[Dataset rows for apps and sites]
=== Begin Enclosure ===

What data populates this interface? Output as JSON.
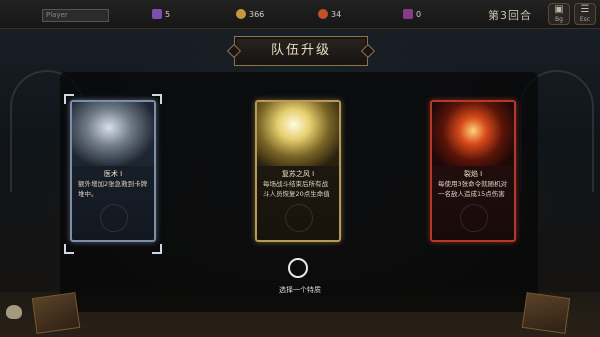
{
  "hud": {
    "player_placeholder": "Player",
    "stats": [
      {
        "icon": "potion-icon",
        "value": "5",
        "color": "#7a4fb0"
      },
      {
        "icon": "gold-coin-icon",
        "value": "366",
        "color": "#c49a3a"
      },
      {
        "icon": "fire-orb-icon",
        "value": "34",
        "color": "#c4502a"
      },
      {
        "icon": "gem-icon",
        "value": "0",
        "color": "#8a3a8a"
      }
    ],
    "round_label": "第3回合",
    "buttons": [
      {
        "icon": "bag-icon",
        "label": "Bg"
      },
      {
        "icon": "escape-icon",
        "label": "Esc"
      }
    ]
  },
  "dialog": {
    "title": "队伍升级",
    "select_label": "选择一个特质"
  },
  "cards": [
    {
      "name": "医术 I",
      "desc": "额外增加2张急救到卡牌堆中。",
      "selected": true
    },
    {
      "name": "复苏之风 I",
      "desc": "每场战斗结束后所有战斗人员恢复20点生命值",
      "selected": false
    },
    {
      "name": "裂焰 I",
      "desc": "每使用3张命令就随机对一名敌人造成15点伤害",
      "selected": false
    }
  ]
}
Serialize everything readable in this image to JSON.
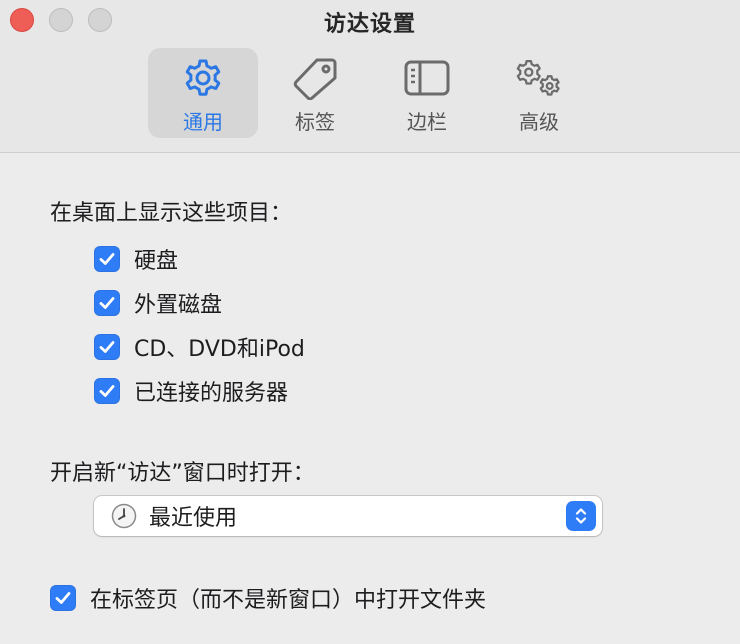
{
  "window": {
    "title": "访达设置"
  },
  "tabs": [
    {
      "label": "通用",
      "icon": "gear-icon",
      "active": true
    },
    {
      "label": "标签",
      "icon": "tag-icon",
      "active": false
    },
    {
      "label": "边栏",
      "icon": "sidebar-icon",
      "active": false
    },
    {
      "label": "高级",
      "icon": "gears-icon",
      "active": false
    }
  ],
  "desktop_section": {
    "label": "在桌面上显示这些项目：",
    "items": [
      {
        "label": "硬盘",
        "checked": true
      },
      {
        "label": "外置磁盘",
        "checked": true
      },
      {
        "label": "CD、DVD和iPod",
        "checked": true
      },
      {
        "label": "已连接的服务器",
        "checked": true
      }
    ]
  },
  "new_window_section": {
    "label": "开启新“访达”窗口时打开：",
    "selected_value": "最近使用",
    "icon": "clock-icon"
  },
  "open_in_tabs": {
    "label": "在标签页（而不是新窗口）中打开文件夹",
    "checked": true
  },
  "colors": {
    "accent": "#2f7df6",
    "active_tab_text": "#2b78e4",
    "close_button": "#ee5e57"
  }
}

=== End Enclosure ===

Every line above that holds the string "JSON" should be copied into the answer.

SOLUTION TO THE EXERCISE
What data populates this interface? Output as JSON.
Serialize everything readable in this image to JSON.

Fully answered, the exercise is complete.